### ASSIGNED TASK
Give back every entry in full, exactly as it reads.

### Dataset entries
****
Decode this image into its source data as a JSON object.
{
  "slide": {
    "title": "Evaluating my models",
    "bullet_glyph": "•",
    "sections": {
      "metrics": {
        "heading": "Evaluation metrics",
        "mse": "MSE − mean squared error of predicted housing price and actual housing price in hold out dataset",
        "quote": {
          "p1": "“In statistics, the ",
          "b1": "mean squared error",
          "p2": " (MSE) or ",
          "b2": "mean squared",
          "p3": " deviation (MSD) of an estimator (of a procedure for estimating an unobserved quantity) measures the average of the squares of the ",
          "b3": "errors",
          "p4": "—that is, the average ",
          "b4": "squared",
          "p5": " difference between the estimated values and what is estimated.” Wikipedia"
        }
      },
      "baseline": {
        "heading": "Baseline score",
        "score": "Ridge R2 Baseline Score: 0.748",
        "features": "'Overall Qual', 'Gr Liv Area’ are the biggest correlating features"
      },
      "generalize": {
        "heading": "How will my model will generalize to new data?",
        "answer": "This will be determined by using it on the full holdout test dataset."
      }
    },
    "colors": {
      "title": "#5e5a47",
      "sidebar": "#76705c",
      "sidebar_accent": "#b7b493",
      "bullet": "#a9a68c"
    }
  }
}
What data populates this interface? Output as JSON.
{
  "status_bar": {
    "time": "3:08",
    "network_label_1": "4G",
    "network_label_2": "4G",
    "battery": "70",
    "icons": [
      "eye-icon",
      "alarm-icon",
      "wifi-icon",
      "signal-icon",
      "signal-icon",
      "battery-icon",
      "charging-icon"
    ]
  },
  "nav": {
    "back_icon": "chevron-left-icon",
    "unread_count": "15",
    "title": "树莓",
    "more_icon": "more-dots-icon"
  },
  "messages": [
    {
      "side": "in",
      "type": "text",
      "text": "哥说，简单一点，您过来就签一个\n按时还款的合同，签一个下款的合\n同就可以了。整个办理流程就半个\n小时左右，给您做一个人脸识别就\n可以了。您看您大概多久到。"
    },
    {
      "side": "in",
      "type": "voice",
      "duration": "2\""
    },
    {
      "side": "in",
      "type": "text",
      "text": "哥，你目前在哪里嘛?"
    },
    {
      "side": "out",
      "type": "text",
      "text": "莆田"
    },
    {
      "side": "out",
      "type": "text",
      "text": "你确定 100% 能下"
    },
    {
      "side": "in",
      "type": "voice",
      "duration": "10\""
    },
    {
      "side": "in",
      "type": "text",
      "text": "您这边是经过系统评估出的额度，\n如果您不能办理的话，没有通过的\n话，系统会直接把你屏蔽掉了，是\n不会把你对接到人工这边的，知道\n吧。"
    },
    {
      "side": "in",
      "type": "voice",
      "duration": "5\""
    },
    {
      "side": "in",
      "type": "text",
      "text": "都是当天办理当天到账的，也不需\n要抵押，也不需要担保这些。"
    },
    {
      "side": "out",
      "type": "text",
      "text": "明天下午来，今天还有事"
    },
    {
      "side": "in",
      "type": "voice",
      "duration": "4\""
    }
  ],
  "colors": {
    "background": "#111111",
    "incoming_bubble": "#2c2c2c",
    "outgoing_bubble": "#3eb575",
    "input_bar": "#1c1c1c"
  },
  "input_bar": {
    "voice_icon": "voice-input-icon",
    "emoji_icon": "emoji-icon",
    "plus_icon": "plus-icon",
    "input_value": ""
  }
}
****
### SOLUTION TO THIS TASK
Decode this image into its source data as a JSON object.
{
  "slide": {
    "title": "Evaluating my models",
    "bullet_glyph": "•",
    "sections": {
      "metrics": {
        "heading": "Evaluation metrics",
        "mse": "MSE − mean squared error of predicted housing price and actual housing price in hold out dataset",
        "quote": {
          "p1": "“In statistics, the ",
          "b1": "mean squared error",
          "p2": " (MSE) or ",
          "b2": "mean squared",
          "p3": " deviation (MSD) of an estimator (of a procedure for estimating an unobserved quantity) measures the average of the squares of the ",
          "b3": "errors",
          "p4": "—that is, the average ",
          "b4": "squared",
          "p5": " difference between the estimated values and what is estimated.” Wikipedia"
        }
      },
      "baseline": {
        "heading": "Baseline score",
        "score": "Ridge R2 Baseline Score: 0.748",
        "features": "'Overall Qual', 'Gr Liv Area’ are the biggest correlating features"
      },
      "generalize": {
        "heading": "How will my model will generalize to new data?",
        "answer": "This will be determined by using it on the full holdout test dataset."
      }
    },
    "colors": {
      "title": "#5e5a47",
      "sidebar": "#76705c",
      "sidebar_accent": "#b7b493",
      "bullet": "#a9a68c"
    }
  }
}
What data populates this interface? Output as JSON.
{
  "status_bar": {
    "time": "3:08",
    "network_label_1": "4G",
    "network_label_2": "4G",
    "battery": "70",
    "icons": [
      "eye-icon",
      "alarm-icon",
      "wifi-icon",
      "signal-icon",
      "signal-icon",
      "battery-icon",
      "charging-icon"
    ]
  },
  "nav": {
    "back_icon": "chevron-left-icon",
    "unread_count": "15",
    "title": "树莓",
    "more_icon": "more-dots-icon"
  },
  "messages": [
    {
      "side": "in",
      "type": "text",
      "text": "哥说，简单一点，您过来就签一个\n按时还款的合同，签一个下款的合\n同就可以了。整个办理流程就半个\n小时左右，给您做一个人脸识别就\n可以了。您看您大概多久到。"
    },
    {
      "side": "in",
      "type": "voice",
      "duration": "2\""
    },
    {
      "side": "in",
      "type": "text",
      "text": "哥，你目前在哪里嘛?"
    },
    {
      "side": "out",
      "type": "text",
      "text": "莆田"
    },
    {
      "side": "out",
      "type": "text",
      "text": "你确定 100% 能下"
    },
    {
      "side": "in",
      "type": "voice",
      "duration": "10\""
    },
    {
      "side": "in",
      "type": "text",
      "text": "您这边是经过系统评估出的额度，\n如果您不能办理的话，没有通过的\n话，系统会直接把你屏蔽掉了，是\n不会把你对接到人工这边的，知道\n吧。"
    },
    {
      "side": "in",
      "type": "voice",
      "duration": "5\""
    },
    {
      "side": "in",
      "type": "text",
      "text": "都是当天办理当天到账的，也不需\n要抵押，也不需要担保这些。"
    },
    {
      "side": "out",
      "type": "text",
      "text": "明天下午来，今天还有事"
    },
    {
      "side": "in",
      "type": "voice",
      "duration": "4\""
    }
  ],
  "colors": {
    "background": "#111111",
    "incoming_bubble": "#2c2c2c",
    "outgoing_bubble": "#3eb575",
    "input_bar": "#1c1c1c"
  },
  "input_bar": {
    "voice_icon": "voice-input-icon",
    "emoji_icon": "emoji-icon",
    "plus_icon": "plus-icon",
    "input_value": ""
  }
}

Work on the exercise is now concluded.